# Look at confusion matrix def plot_confusion_matrix(cm, classes, normalize=False, title='Confusion matrix', cmap=plt.cm.Blues): """ This function prints and plots the confusion matrix. Normalization can be applied by setting `normalize=True`. """ plt.imshow(cm, interpolation='nearest', cmap=cmap) plt.title(title) plt.colorbar() tick_marks = np.arange(len(classes)) plt.xticks(tick_marks, classes, rotation=45) plt.yticks(tick_marks, classes) if normalize: cm = cm.astype('float') / cm.sum(axis=1)[:, np.newaxis] thresh = cm.max() / 2. for i, j in itertools.product(range(cm.shape[0]), range(cm.shape[1])): plt.text(j, i, cm[i, j], horizontalalignment="center", color="white" if cm[i, j] > thresh else "black") plt.tight_layout() plt.ylabel('True label') plt.xlabel('Predicted label') # Predict the values from the validation dataset Y_pred = model.predict(X_val) # Convert predictions classes to one hot vectors Y_pred_classes = np.argmax(Y_pred,axis = 1) # Convert validation observations to one hot vectors Y_true = np.argmax(Y_val,axis = 1) # compute the confusion matrix confusion_mtx = confusion_matrix(Y_true, Y_pred_classes) # plot the confusion matrix plot_confusion_matrix(confusion_mtx, classes = range(10))
Here we can see that our CNN performs very well on all digits with few errors considering the size of the validation set (4 200 images).

However, it seems that our CNN has some little troubles with the 4 digits, hey are misclassified as 9. Sometime it is very difficult to catch the difference between 4 and 9 when curves are smooth.

Let’s investigate for errors.

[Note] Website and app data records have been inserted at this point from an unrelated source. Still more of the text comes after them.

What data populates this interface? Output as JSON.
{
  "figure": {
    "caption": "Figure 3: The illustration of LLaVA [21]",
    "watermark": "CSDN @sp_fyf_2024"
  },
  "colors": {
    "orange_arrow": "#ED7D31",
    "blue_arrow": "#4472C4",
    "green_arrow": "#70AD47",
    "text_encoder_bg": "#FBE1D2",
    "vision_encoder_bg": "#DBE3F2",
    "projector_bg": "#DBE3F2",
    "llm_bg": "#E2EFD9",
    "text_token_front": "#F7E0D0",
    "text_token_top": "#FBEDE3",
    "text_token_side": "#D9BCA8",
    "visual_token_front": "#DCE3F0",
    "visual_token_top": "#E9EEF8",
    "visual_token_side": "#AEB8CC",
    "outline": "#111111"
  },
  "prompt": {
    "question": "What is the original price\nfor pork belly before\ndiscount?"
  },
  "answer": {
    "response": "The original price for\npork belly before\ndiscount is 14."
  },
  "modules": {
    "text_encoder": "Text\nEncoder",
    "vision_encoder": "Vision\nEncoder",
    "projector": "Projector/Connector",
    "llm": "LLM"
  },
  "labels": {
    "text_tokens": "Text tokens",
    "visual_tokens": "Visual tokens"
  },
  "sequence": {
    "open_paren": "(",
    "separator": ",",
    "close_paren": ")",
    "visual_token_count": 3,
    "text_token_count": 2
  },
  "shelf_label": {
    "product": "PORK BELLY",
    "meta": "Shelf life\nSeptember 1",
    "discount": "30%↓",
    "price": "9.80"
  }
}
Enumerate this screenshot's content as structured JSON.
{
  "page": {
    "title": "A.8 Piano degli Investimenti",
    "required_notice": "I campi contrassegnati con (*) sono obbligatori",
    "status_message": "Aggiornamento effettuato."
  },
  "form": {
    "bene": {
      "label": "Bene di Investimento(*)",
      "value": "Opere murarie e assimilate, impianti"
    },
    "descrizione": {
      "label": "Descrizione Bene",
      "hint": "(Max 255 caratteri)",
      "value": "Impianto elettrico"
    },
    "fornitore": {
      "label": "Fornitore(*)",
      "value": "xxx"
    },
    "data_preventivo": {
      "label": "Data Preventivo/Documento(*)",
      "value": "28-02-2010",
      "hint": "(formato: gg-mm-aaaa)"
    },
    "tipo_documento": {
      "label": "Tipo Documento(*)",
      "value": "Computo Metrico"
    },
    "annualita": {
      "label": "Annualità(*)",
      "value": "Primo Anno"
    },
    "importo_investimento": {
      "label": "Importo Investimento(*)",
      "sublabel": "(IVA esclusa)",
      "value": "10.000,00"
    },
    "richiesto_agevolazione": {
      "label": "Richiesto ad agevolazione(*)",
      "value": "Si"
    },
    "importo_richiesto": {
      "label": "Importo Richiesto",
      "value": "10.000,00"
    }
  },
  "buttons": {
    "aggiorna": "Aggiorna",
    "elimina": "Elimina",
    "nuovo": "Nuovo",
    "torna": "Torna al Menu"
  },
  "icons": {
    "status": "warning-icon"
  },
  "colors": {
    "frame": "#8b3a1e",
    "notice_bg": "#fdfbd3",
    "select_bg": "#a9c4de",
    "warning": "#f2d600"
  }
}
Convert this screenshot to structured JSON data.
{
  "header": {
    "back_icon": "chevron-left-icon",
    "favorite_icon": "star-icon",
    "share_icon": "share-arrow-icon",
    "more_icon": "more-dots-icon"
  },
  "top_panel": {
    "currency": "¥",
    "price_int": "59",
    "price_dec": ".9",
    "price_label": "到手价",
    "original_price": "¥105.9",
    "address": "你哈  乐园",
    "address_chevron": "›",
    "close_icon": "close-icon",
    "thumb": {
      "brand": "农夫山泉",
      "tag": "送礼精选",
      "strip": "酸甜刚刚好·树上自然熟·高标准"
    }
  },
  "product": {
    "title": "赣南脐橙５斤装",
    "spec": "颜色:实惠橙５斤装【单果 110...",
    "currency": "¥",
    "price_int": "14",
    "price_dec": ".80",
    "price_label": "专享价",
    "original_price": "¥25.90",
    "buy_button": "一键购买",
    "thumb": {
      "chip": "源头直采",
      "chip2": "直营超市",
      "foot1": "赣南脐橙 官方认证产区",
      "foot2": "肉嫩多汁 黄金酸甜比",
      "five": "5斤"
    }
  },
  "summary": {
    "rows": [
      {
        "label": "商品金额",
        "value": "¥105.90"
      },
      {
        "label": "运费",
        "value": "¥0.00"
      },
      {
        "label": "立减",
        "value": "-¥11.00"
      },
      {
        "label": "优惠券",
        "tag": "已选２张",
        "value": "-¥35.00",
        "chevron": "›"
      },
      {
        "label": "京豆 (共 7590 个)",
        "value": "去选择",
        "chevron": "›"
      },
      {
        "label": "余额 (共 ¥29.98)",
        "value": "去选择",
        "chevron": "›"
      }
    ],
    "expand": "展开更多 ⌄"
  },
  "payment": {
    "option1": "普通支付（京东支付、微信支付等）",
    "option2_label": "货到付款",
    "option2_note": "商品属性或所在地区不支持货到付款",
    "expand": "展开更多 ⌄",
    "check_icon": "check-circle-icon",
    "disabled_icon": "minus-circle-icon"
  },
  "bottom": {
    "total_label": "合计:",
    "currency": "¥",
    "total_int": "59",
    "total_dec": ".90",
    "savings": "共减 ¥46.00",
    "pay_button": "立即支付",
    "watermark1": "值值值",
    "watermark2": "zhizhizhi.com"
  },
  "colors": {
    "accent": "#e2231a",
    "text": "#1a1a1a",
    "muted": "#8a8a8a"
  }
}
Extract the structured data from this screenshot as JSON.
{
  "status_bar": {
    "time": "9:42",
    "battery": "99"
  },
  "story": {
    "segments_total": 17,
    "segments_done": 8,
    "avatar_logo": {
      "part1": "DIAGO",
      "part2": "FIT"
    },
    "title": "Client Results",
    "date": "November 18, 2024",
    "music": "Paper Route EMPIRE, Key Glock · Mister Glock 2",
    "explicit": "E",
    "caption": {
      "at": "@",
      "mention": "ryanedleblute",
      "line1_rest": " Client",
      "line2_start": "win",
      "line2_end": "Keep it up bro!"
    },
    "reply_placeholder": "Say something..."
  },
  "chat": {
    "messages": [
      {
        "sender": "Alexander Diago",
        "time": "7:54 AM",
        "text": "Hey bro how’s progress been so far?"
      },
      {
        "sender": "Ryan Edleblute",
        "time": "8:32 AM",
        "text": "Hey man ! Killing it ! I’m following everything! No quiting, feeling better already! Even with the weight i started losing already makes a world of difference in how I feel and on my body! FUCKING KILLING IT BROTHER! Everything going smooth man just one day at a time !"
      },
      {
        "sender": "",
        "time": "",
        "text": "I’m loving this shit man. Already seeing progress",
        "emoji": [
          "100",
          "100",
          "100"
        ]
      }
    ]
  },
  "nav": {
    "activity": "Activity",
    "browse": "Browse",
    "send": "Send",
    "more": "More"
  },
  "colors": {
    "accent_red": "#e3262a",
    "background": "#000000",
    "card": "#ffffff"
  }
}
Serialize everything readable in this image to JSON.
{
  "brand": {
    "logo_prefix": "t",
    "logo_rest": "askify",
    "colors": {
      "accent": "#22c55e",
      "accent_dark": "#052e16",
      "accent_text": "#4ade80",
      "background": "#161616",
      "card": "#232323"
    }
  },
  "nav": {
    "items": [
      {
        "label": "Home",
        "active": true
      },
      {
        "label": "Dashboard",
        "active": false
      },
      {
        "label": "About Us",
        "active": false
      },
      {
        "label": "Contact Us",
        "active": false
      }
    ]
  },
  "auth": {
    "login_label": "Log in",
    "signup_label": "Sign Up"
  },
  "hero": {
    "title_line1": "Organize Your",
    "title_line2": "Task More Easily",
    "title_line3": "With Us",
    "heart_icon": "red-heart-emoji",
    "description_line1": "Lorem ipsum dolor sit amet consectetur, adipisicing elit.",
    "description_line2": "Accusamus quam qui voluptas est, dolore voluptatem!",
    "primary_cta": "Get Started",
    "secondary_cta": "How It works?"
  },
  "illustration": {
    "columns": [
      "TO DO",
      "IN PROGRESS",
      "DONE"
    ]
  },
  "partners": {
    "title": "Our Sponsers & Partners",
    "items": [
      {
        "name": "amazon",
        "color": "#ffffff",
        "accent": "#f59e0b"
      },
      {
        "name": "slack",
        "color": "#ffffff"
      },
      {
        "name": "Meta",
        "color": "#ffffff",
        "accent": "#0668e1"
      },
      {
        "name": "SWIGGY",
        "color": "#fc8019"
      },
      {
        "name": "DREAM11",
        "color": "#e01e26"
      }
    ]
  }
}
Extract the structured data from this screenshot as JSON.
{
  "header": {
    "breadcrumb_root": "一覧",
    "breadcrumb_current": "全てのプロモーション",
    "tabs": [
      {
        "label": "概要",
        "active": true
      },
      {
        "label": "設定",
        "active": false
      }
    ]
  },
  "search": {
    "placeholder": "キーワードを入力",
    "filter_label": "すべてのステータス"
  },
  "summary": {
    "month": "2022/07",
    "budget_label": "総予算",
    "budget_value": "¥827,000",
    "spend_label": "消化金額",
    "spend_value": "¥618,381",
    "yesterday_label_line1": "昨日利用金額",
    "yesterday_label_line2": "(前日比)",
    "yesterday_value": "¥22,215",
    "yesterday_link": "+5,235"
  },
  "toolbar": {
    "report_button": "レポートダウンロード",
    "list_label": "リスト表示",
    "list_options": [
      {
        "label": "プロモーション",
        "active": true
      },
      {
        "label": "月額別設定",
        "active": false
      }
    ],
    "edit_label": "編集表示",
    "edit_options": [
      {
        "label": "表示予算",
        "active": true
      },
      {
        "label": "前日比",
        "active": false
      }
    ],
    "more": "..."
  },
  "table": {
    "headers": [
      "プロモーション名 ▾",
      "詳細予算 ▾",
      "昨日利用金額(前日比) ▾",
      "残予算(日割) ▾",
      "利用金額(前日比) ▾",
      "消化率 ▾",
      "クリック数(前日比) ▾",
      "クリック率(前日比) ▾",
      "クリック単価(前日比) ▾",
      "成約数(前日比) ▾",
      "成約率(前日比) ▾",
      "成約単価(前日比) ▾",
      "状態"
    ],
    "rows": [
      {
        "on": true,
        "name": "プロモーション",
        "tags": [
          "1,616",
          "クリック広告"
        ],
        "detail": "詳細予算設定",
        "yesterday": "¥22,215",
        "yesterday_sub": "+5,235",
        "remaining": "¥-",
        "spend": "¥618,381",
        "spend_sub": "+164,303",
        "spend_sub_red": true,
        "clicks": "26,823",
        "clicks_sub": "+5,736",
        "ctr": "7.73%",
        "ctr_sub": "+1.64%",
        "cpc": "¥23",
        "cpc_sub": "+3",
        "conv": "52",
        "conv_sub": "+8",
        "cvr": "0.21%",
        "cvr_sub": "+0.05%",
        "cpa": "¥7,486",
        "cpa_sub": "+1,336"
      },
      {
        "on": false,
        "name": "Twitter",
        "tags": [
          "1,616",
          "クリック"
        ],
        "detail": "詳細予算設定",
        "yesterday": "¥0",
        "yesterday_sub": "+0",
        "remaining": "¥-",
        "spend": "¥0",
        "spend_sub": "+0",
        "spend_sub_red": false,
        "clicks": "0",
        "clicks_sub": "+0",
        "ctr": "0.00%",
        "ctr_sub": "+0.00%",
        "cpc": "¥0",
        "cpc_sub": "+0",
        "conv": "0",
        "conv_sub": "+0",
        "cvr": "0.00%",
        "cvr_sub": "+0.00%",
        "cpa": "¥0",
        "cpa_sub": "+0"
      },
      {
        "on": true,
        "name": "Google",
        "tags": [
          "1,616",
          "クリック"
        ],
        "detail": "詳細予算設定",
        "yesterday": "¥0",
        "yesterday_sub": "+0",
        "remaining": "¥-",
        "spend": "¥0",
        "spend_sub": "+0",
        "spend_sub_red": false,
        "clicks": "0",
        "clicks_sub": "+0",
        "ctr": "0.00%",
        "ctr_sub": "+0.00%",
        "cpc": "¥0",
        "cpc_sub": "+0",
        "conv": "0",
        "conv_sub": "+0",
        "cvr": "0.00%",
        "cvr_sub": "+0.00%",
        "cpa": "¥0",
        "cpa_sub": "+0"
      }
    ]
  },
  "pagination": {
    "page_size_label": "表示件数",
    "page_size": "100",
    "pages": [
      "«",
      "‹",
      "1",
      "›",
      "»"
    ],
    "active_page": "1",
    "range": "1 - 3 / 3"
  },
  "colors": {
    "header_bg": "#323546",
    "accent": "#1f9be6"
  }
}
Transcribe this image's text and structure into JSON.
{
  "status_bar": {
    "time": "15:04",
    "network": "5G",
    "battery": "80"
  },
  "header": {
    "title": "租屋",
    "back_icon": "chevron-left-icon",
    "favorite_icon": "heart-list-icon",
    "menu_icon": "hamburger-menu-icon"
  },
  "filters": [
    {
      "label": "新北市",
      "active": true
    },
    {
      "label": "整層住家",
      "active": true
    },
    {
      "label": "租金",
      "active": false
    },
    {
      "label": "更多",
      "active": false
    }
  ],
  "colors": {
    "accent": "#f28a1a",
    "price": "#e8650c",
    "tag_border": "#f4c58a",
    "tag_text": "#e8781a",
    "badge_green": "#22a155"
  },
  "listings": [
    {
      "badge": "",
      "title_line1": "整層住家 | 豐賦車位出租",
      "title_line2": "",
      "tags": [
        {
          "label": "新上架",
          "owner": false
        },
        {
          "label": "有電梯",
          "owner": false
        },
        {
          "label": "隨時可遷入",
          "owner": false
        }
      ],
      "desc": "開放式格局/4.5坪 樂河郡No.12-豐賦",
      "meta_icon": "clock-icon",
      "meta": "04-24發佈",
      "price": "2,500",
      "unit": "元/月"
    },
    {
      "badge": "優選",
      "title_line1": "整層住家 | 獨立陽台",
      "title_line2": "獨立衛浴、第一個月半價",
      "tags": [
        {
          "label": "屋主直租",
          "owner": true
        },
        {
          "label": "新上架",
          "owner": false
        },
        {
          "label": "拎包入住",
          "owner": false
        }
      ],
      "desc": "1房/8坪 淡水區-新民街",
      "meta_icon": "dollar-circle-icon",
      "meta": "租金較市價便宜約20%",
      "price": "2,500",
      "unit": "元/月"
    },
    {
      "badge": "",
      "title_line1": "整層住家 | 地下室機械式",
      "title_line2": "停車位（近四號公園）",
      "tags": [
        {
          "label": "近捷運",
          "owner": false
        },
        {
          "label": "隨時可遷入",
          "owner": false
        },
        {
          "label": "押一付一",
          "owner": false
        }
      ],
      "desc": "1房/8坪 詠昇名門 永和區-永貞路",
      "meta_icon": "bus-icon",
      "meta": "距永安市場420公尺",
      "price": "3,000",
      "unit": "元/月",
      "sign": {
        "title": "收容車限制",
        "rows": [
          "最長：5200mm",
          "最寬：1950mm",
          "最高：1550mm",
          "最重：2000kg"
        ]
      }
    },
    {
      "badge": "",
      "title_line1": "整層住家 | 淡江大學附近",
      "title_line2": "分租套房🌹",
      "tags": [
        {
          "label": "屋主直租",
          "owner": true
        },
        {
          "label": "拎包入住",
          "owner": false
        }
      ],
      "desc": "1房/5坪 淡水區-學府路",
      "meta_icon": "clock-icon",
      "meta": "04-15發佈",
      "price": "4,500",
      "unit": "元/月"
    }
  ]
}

I want to see the most important errors . For that purpose i need to get the difference between the probabilities of real value and the predicted ones in the results.

# Display some error results # Errors are difference between predicted labels and true labels errors = (Y_pred_classes - Y_true != 0) Y_pred_classes_errors = Y_pred_classes[errors] Y_pred_errors = Y_pred[errors] Y_true_errors = Y_true[errors] X_val_errors = X_val[errors] def display_errors(errors_index,img_errors,pred_errors, obs_errors): """ This function shows 6 images with their predicted and real labels""" n = 0 nrows = 2 ncols = 3 fig, ax = plt.subplots(nrows,ncols,sharex=True,sharey=True) for row in range(nrows): for col in range(ncols): error = errors_index[n] ax[row,col].imshow((img_errors[error]).reshape((28,28))) ax[row,col].set_title("Predicted label :{}\nTrue label :{}".format(pred_errors[error],obs_errors[error])) n += 1 # Probabilities of the wrong predicted numbers Y_pred_errors_prob = np.max(Y_pred_errors,axis = 1) # Predicted probabilities of the true values in the error set true_prob_errors = np.diagonal(np.take(Y_pred_errors, Y_true_errors, axis=1)) # Difference between the probability of the predicted label and the true label delta_pred_true_errors = Y_pred_errors_prob - true_prob_errors # Sorted list of the delta prob errors sorted_dela_errors = np.argsort(delta_pred_true_errors) # Top 6 errors most_important_errors = sorted_dela_errors[-6:] # Show the top 6 errors display_errors(most_important_errors, X_val_errors, Y_pred_classes_errors, Y_true_errors)
# predict results results = model.predict(test) # select the indix with the maximum probability results = np.argmax(results,axis = 1) results = pd.Series(results,name="Label")submission = pd.concat([pd.Series(range(1,28001),name = "ImageId"),results],axis = 1) submission.to_csv("cnn_mnist_datagen.csv",index=False)
Hope you found this helpful!! 🙂